== BRIEF ==
Line by line, set down all the data below exactly, omitting any picture.

== Data about app and page elements ==
+++

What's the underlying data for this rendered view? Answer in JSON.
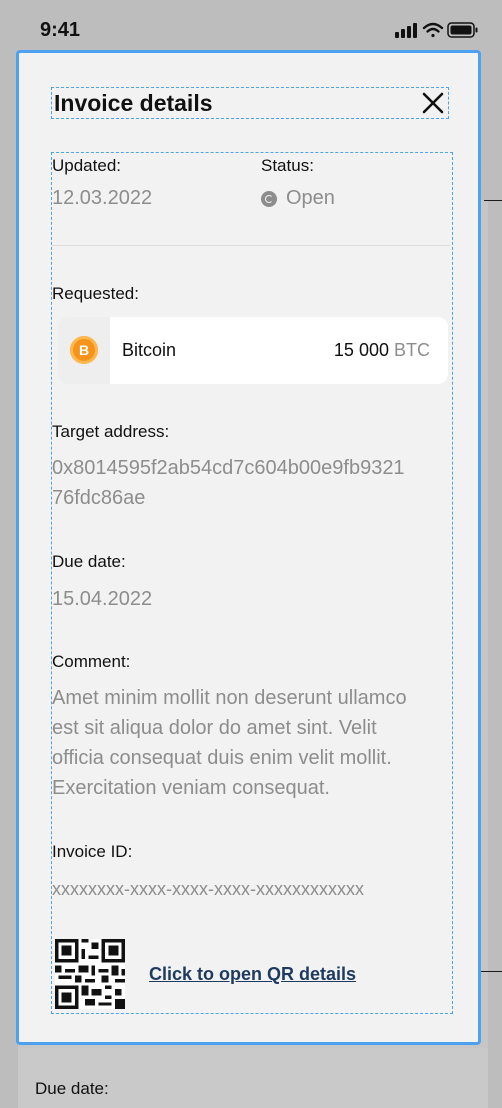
{
  "status_bar": {
    "time": "9:41"
  },
  "modal": {
    "title": "Invoice details",
    "updated": {
      "label": "Updated:",
      "value": "12.03.2022"
    },
    "status": {
      "label": "Status:",
      "value": "Open",
      "icon": "refresh-icon"
    },
    "requested": {
      "label": "Requested:",
      "coin_name": "Bitcoin",
      "coin_symbol": "B",
      "amount": "15 000",
      "currency": "BTC",
      "icon": "bitcoin-icon"
    },
    "target_address": {
      "label": "Target address:",
      "line1": "0x8014595f2ab54cd7c604b00e9fb9321",
      "line2": "76fdc86ae"
    },
    "due_date": {
      "label": "Due date:",
      "value": "15.04.2022"
    },
    "comment": {
      "label": "Comment:",
      "lines": [
        "Amet minim mollit non deserunt ullamco",
        "est sit aliqua dolor do amet sint. Velit",
        "officia consequat duis enim velit mollit.",
        "Exercitation veniam consequat."
      ]
    },
    "invoice_id": {
      "label": "Invoice ID:",
      "value": "xxxxxxxx-xxxx-xxxx-xxxx-xxxxxxxxxxxx"
    },
    "qr_link": "Click to open QR details"
  },
  "background": {
    "due_date_label": "Due date:"
  },
  "colors": {
    "accent_border": "#4da2f0",
    "muted_text": "#8d8d8d",
    "link": "#1e3a5f",
    "bitcoin": "#f7931a"
  }
}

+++

== WRITTEN ANSWER ==
What's the underlying data for this rendered view? Answer in JSON.
{
  "status_bar": {
    "time": "9:41"
  },
  "modal": {
    "title": "Invoice details",
    "updated": {
      "label": "Updated:",
      "value": "12.03.2022"
    },
    "status": {
      "label": "Status:",
      "value": "Open",
      "icon": "refresh-icon"
    },
    "requested": {
      "label": "Requested:",
      "coin_name": "Bitcoin",
      "coin_symbol": "B",
      "amount": "15 000",
      "currency": "BTC",
      "icon": "bitcoin-icon"
    },
    "target_address": {
      "label": "Target address:",
      "line1": "0x8014595f2ab54cd7c604b00e9fb9321",
      "line2": "76fdc86ae"
    },
    "due_date": {
      "label": "Due date:",
      "value": "15.04.2022"
    },
    "comment": {
      "label": "Comment:",
      "lines": [
        "Amet minim mollit non deserunt ullamco",
        "est sit aliqua dolor do amet sint. Velit",
        "officia consequat duis enim velit mollit.",
        "Exercitation veniam consequat."
      ]
    },
    "invoice_id": {
      "label": "Invoice ID:",
      "value": "xxxxxxxx-xxxx-xxxx-xxxx-xxxxxxxxxxxx"
    },
    "qr_link": "Click to open QR details"
  },
  "background": {
    "due_date_label": "Due date:"
  },
  "colors": {
    "accent_border": "#4da2f0",
    "muted_text": "#8d8d8d",
    "link": "#1e3a5f",
    "bitcoin": "#f7931a"
  }
}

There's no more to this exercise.